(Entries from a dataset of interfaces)
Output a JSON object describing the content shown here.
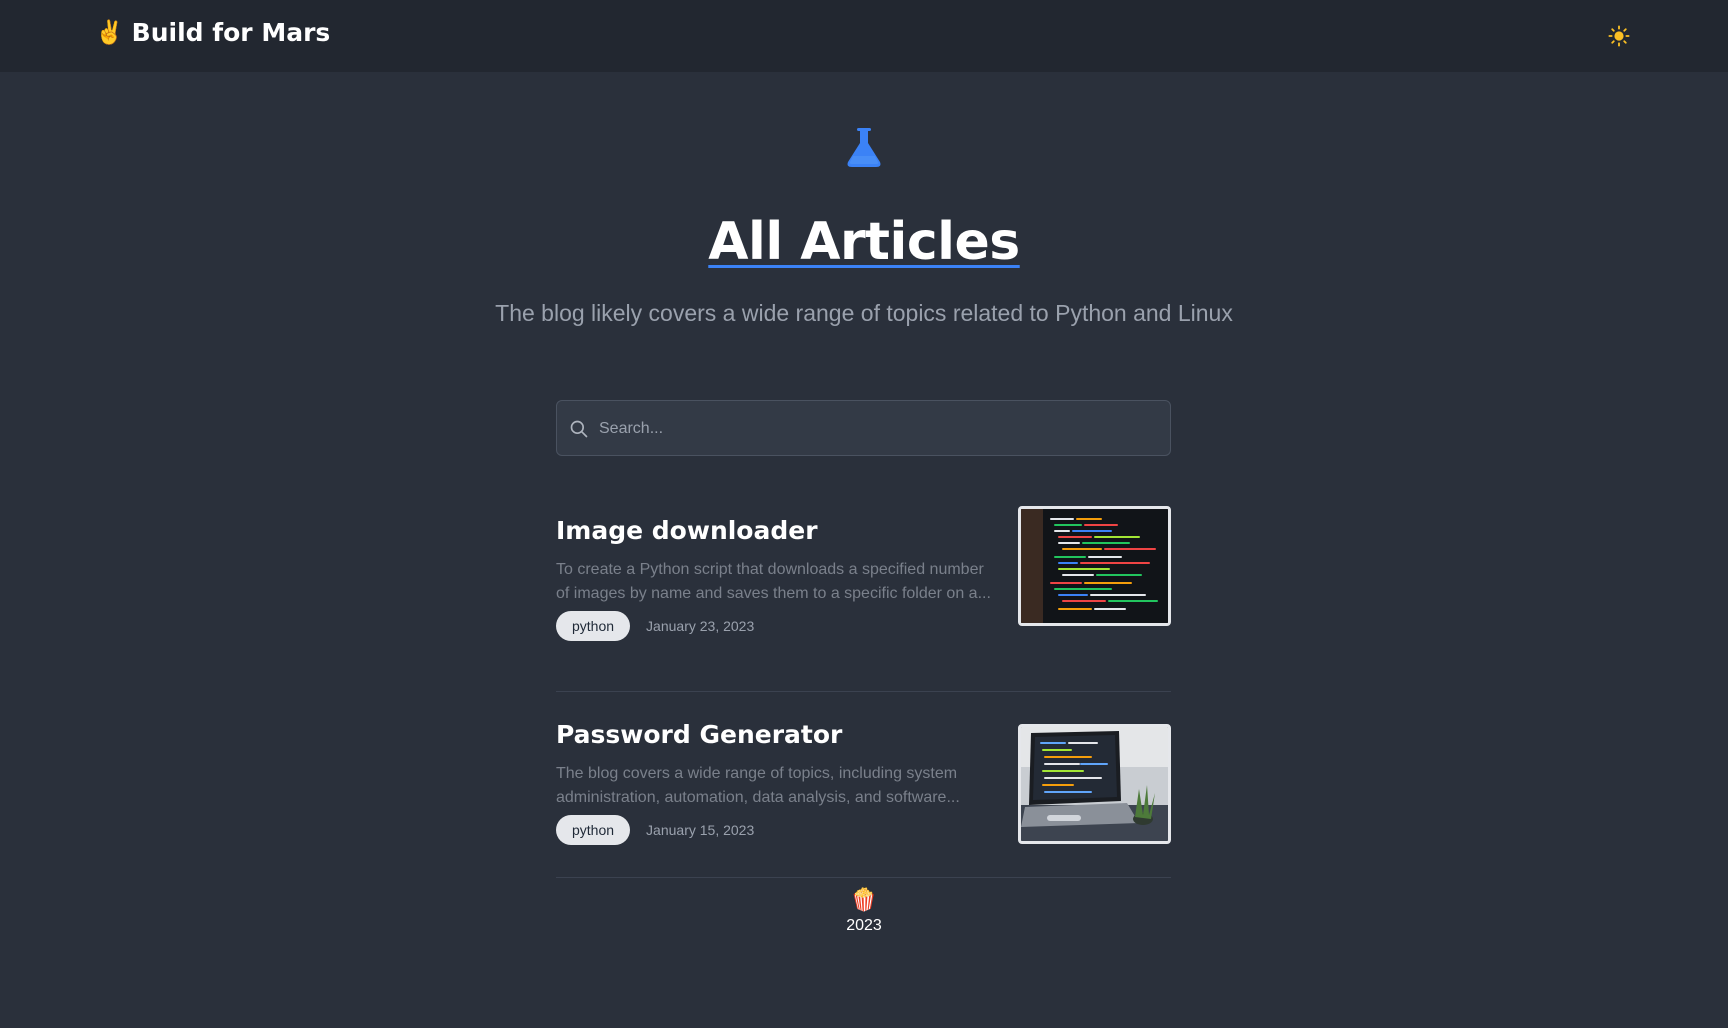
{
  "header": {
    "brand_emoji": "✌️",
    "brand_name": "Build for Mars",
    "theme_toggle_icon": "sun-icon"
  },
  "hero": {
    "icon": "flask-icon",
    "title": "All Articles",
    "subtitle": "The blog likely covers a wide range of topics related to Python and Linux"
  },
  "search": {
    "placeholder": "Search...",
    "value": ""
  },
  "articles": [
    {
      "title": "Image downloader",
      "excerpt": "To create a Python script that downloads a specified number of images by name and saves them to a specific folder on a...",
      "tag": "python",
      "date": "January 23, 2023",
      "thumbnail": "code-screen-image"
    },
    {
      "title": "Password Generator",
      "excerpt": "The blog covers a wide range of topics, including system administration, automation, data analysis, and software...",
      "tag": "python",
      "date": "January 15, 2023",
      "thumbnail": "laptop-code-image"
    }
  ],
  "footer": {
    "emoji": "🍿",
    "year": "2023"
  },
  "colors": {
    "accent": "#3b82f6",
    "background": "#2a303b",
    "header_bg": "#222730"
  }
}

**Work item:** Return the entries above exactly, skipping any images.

**Result below:**
Output a JSON object describing the content shown here.
{
  "header": {
    "brand_emoji": "✌️",
    "brand_name": "Build for Mars",
    "theme_toggle_icon": "sun-icon"
  },
  "hero": {
    "icon": "flask-icon",
    "title": "All Articles",
    "subtitle": "The blog likely covers a wide range of topics related to Python and Linux"
  },
  "search": {
    "placeholder": "Search...",
    "value": ""
  },
  "articles": [
    {
      "title": "Image downloader",
      "excerpt": "To create a Python script that downloads a specified number of images by name and saves them to a specific folder on a...",
      "tag": "python",
      "date": "January 23, 2023",
      "thumbnail": "code-screen-image"
    },
    {
      "title": "Password Generator",
      "excerpt": "The blog covers a wide range of topics, including system administration, automation, data analysis, and software...",
      "tag": "python",
      "date": "January 15, 2023",
      "thumbnail": "laptop-code-image"
    }
  ],
  "footer": {
    "emoji": "🍿",
    "year": "2023"
  },
  "colors": {
    "accent": "#3b82f6",
    "background": "#2a303b",
    "header_bg": "#222730"
  }
}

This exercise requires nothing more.